-- ACTION ITEM --
Below are the records; reproduce all of them exactly but without any images.

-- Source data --
- - -

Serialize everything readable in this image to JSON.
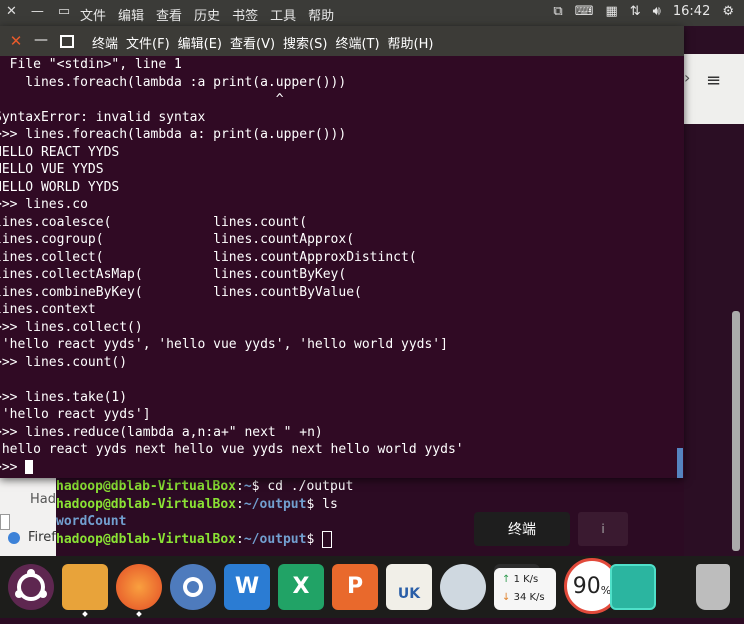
{
  "system_bar": {
    "menus": [
      "文件",
      "编辑",
      "查看",
      "历史",
      "书签",
      "工具",
      "帮助"
    ],
    "clock": "16:42",
    "tray_icons": [
      "bluetooth-icon",
      "input-method-icon",
      "keyboard-icon",
      "network-icon",
      "volume-icon",
      "power-icon"
    ]
  },
  "terminal": {
    "title_items": [
      "终端",
      "文件(F)",
      "编辑(E)",
      "查看(V)",
      "搜索(S)",
      "终端(T)",
      "帮助(H)"
    ],
    "lines": [
      "  File \"<stdin>\", line 1",
      "    lines.foreach(lambda :a print(a.upper()))",
      "                                    ^",
      "SyntaxError: invalid syntax",
      ">>> lines.foreach(lambda a: print(a.upper()))",
      "HELLO REACT YYDS",
      "HELLO VUE YYDS",
      "HELLO WORLD YYDS",
      ">>> lines.co",
      "lines.coalesce(             lines.count(",
      "lines.cogroup(              lines.countApprox(",
      "lines.collect(              lines.countApproxDistinct(",
      "lines.collectAsMap(         lines.countByKey(",
      "lines.combineByKey(         lines.countByValue(",
      "lines.context",
      ">>> lines.collect()",
      "['hello react yyds', 'hello vue yyds', 'hello world yyds']",
      ">>> lines.count()",
      "",
      ">>> lines.take(1)",
      "['hello react yyds']",
      ">>> lines.reduce(lambda a,n:a+\" next \" +n)",
      "'hello react yyds next hello vue yyds next hello world yyds'",
      ">>> "
    ]
  },
  "background_terminal": {
    "lines": [
      {
        "user": "hadoop@dblab-VirtualBox",
        "path": "~",
        "cmd": "$ cd ./output"
      },
      {
        "user": "hadoop@dblab-VirtualBox",
        "path": "~/output",
        "cmd": "$ ls"
      },
      {
        "output": "wordCount"
      },
      {
        "user": "hadoop@dblab-VirtualBox",
        "path": "~/output",
        "cmd": "$ "
      }
    ]
  },
  "left_sliver": {
    "tab_text": "Hado",
    "browser_text": "Firef"
  },
  "tooltip": "终端",
  "ghost_label": "i",
  "dock": {
    "items": [
      "ubuntu-logo-icon",
      "files-icon",
      "firefox-icon",
      "chromium-icon",
      "word-icon",
      "excel-icon",
      "powerpoint-icon",
      "ubuntu-software-icon",
      "vpn-icon",
      "terminal-icon",
      "update-icon",
      "trash-icon"
    ],
    "net_up": "1  K/s",
    "net_down": "34  K/s",
    "gauge_value": "90",
    "gauge_unit": "%"
  }
}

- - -

-- RESULT FOR THIS TASK --
Serialize everything readable in this image to JSON.
{
  "system_bar": {
    "menus": [
      "文件",
      "编辑",
      "查看",
      "历史",
      "书签",
      "工具",
      "帮助"
    ],
    "clock": "16:42",
    "tray_icons": [
      "bluetooth-icon",
      "input-method-icon",
      "keyboard-icon",
      "network-icon",
      "volume-icon",
      "power-icon"
    ]
  },
  "terminal": {
    "title_items": [
      "终端",
      "文件(F)",
      "编辑(E)",
      "查看(V)",
      "搜索(S)",
      "终端(T)",
      "帮助(H)"
    ],
    "lines": [
      "  File \"<stdin>\", line 1",
      "    lines.foreach(lambda :a print(a.upper()))",
      "                                    ^",
      "SyntaxError: invalid syntax",
      ">>> lines.foreach(lambda a: print(a.upper()))",
      "HELLO REACT YYDS",
      "HELLO VUE YYDS",
      "HELLO WORLD YYDS",
      ">>> lines.co",
      "lines.coalesce(             lines.count(",
      "lines.cogroup(              lines.countApprox(",
      "lines.collect(              lines.countApproxDistinct(",
      "lines.collectAsMap(         lines.countByKey(",
      "lines.combineByKey(         lines.countByValue(",
      "lines.context",
      ">>> lines.collect()",
      "['hello react yyds', 'hello vue yyds', 'hello world yyds']",
      ">>> lines.count()",
      "",
      ">>> lines.take(1)",
      "['hello react yyds']",
      ">>> lines.reduce(lambda a,n:a+\" next \" +n)",
      "'hello react yyds next hello vue yyds next hello world yyds'",
      ">>> "
    ]
  },
  "background_terminal": {
    "lines": [
      {
        "user": "hadoop@dblab-VirtualBox",
        "path": "~",
        "cmd": "$ cd ./output"
      },
      {
        "user": "hadoop@dblab-VirtualBox",
        "path": "~/output",
        "cmd": "$ ls"
      },
      {
        "output": "wordCount"
      },
      {
        "user": "hadoop@dblab-VirtualBox",
        "path": "~/output",
        "cmd": "$ "
      }
    ]
  },
  "left_sliver": {
    "tab_text": "Hado",
    "browser_text": "Firef"
  },
  "tooltip": "终端",
  "ghost_label": "i",
  "dock": {
    "items": [
      "ubuntu-logo-icon",
      "files-icon",
      "firefox-icon",
      "chromium-icon",
      "word-icon",
      "excel-icon",
      "powerpoint-icon",
      "ubuntu-software-icon",
      "vpn-icon",
      "terminal-icon",
      "update-icon",
      "trash-icon"
    ],
    "net_up": "1  K/s",
    "net_down": "34  K/s",
    "gauge_value": "90",
    "gauge_unit": "%"
  }
}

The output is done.